We can readily explain why any one of these civilizations might be quiet. Perhaps it destroyed itself. Perhaps it is following the Star Trek ethical guideline to avoid interference with primitive civilizations (such as ours). These explanations make sense for any one civilization, but it is not credible, in my view, that every one of the billions of technology capable civilizations that should exist has destroyed itself or decided to remain quiet.
The SETI project is sometimes described as trying to find a needle (evidence of a technical civilization) in a haystack (all the natural signals in the universe). But actually, any technologically sophisticated civilization would be generating trillions of trillions of needles (noticeably intelligent signals). Even if they have switched away from electromagnetic transmissions as a primary form of communication, there would still be vast artifacts of electromagnetic phenomenon generated by all of the many computational and communication processes that such a civilization would need to engage in.
Now let’s factor in the law of accelerating returns. The common wisdom (based on what I call the intuitive linear perspective) is that it would take many thousands, if not millions of years, for an early technological civilization to become capable of technology that spanned a solar system. But as I argued previously, because of the explosive nature of exponential growth, it will only take a quarter of a millennium (in our own case) to go from sending messages on horseback to saturating the matter and energy in our solar system with sublimely intelligent processes.

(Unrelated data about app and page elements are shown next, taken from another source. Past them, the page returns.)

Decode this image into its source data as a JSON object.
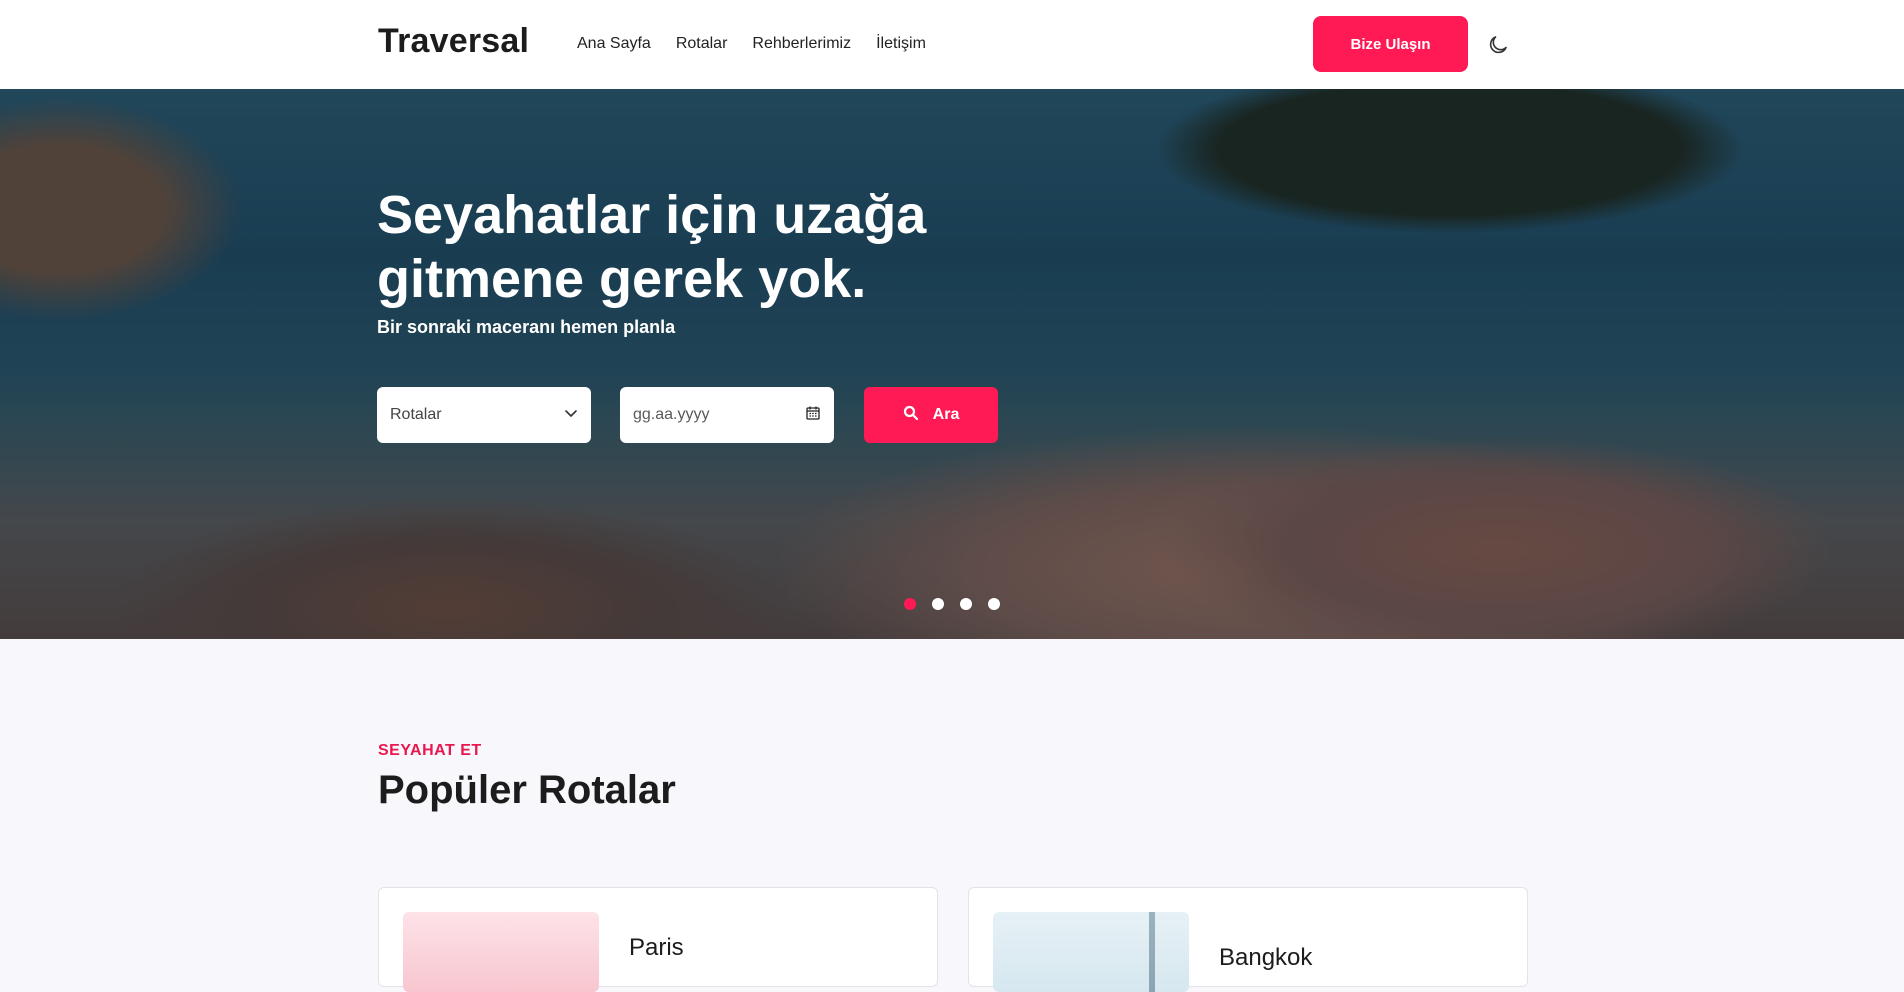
{
  "header": {
    "logo": "Traversal",
    "nav": [
      "Ana Sayfa",
      "Rotalar",
      "Rehberlerimiz",
      "İletişim"
    ],
    "cta": "Bize Ulaşın",
    "theme_toggle_icon": "moon-icon"
  },
  "hero": {
    "title_line1": "Seyahatlar için uzağa",
    "title_line2": "gitmene gerek yok.",
    "subtitle": "Bir sonraki maceranı hemen planla",
    "route_select": {
      "selected": "Rotalar",
      "icon": "chevron-down-icon"
    },
    "date_input": {
      "placeholder": "gg.aa.yyyy",
      "icon": "calendar-icon"
    },
    "search_button": {
      "label": "Ara",
      "icon": "search-icon"
    },
    "carousel": {
      "total": 4,
      "active": 1
    }
  },
  "section": {
    "eyebrow": "SEYAHAT ET",
    "title": "Popüler Rotalar"
  },
  "cards": [
    {
      "title": "Paris"
    },
    {
      "title": "Bangkok"
    }
  ],
  "colors": {
    "accent": "#ff1a55",
    "background": "#f7f7fc"
  }
}
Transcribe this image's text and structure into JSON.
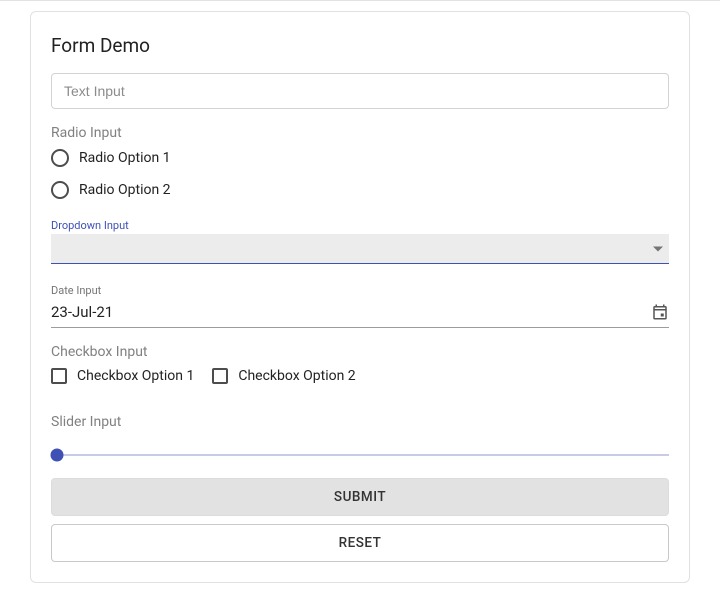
{
  "title": "Form Demo",
  "textInput": {
    "placeholder": "Text Input",
    "value": ""
  },
  "radio": {
    "label": "Radio Input",
    "options": [
      "Radio Option 1",
      "Radio Option 2"
    ]
  },
  "dropdown": {
    "label": "Dropdown Input",
    "value": ""
  },
  "date": {
    "label": "Date Input",
    "value": "23-Jul-21"
  },
  "checkbox": {
    "label": "Checkbox Input",
    "options": [
      "Checkbox Option 1",
      "Checkbox Option 2"
    ]
  },
  "slider": {
    "label": "Slider Input"
  },
  "buttons": {
    "submit": "SUBMIT",
    "reset": "RESET"
  }
}
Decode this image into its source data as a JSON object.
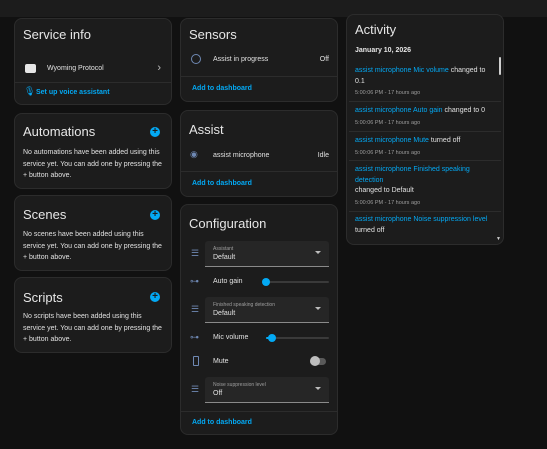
{
  "service_info": {
    "title": "Service info",
    "integration": "Wyoming Protocol",
    "setup_link": "Set up voice assistant"
  },
  "automations": {
    "title": "Automations",
    "text": "No automations have been added using this service yet. You can add one by pressing the + button above."
  },
  "scenes": {
    "title": "Scenes",
    "text": "No scenes have been added using this service yet. You can add one by pressing the + button above."
  },
  "scripts": {
    "title": "Scripts",
    "text": "No scripts have been added using this service yet. You can add one by pressing the + button above."
  },
  "sensors": {
    "title": "Sensors",
    "row_label": "Assist in progress",
    "row_state": "Off",
    "add_link": "Add to dashboard"
  },
  "assist": {
    "title": "Assist",
    "row_label": "assist microphone",
    "row_state": "Idle",
    "add_link": "Add to dashboard"
  },
  "configuration": {
    "title": "Configuration",
    "assistant_select": {
      "label": "Assistant",
      "value": "Default"
    },
    "auto_gain": {
      "label": "Auto gain",
      "value": 0
    },
    "finished_select": {
      "label": "Finished speaking detection",
      "value": "Default"
    },
    "mic_volume": {
      "label": "Mic volume",
      "value": 0.1
    },
    "mute": {
      "label": "Mute",
      "on": false
    },
    "noise_select": {
      "label": "Noise suppression level",
      "value": "Off"
    },
    "add_link": "Add to dashboard"
  },
  "activity": {
    "title": "Activity",
    "date": "January 10, 2026",
    "entries": [
      {
        "entity": "assist microphone Mic volume",
        "action": "changed to 0.1",
        "time": "5:00:06 PM - 17 hours ago"
      },
      {
        "entity": "assist microphone Auto gain",
        "action": "changed to 0",
        "time": "5:00:06 PM - 17 hours ago"
      },
      {
        "entity": "assist microphone Mute",
        "action": "turned off",
        "time": "5:00:06 PM - 17 hours ago"
      },
      {
        "entity": "assist microphone Finished speaking detection",
        "action": "changed to Default",
        "time": "5:00:06 PM - 17 hours ago"
      },
      {
        "entity": "assist microphone Noise suppression level",
        "action": "turned off",
        "time": ""
      }
    ]
  },
  "colors": {
    "accent": "#03a9f4",
    "card_bg": "#1c1c1c",
    "page_bg": "#111111",
    "icon": "#6f89b4"
  }
}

According to most analyses of the Drake equation, there should be billions of civilizations, and a substantial fraction of these should be ahead of us by millions of years. That’s enough time for many of them to be capable of vast galaxy-wide technologies. So how can it be that we haven’t noticed any of the trillions of trillions of “needles” that each of these billions of advanced civilizations should be creating?
My own conclusion is that they don’t exist. If it seems unlikely that we would be in the lead in the universe, here on the third planet of a humble star in an otherwise undistinguished galaxy, it’s no more perplexing than the existence of our universe with its ever so precisely tuned formulas to allow life to evolve in the first place.
It is not possible to do justice to this dilemma in a foreword. It would take a book to do that, and Jim Gardner has written that book. Muriel Rukeyser wrote, “The universe is made of stories, not atoms,” and in this book, Gardner tells us the universe’s own fascinating and unfinished story. Perhaps even more intriguing, Gardner relays in a clear and compelling manner the gripping stories of the rich, intellectual ferment from which our understanding of the universe is emerging.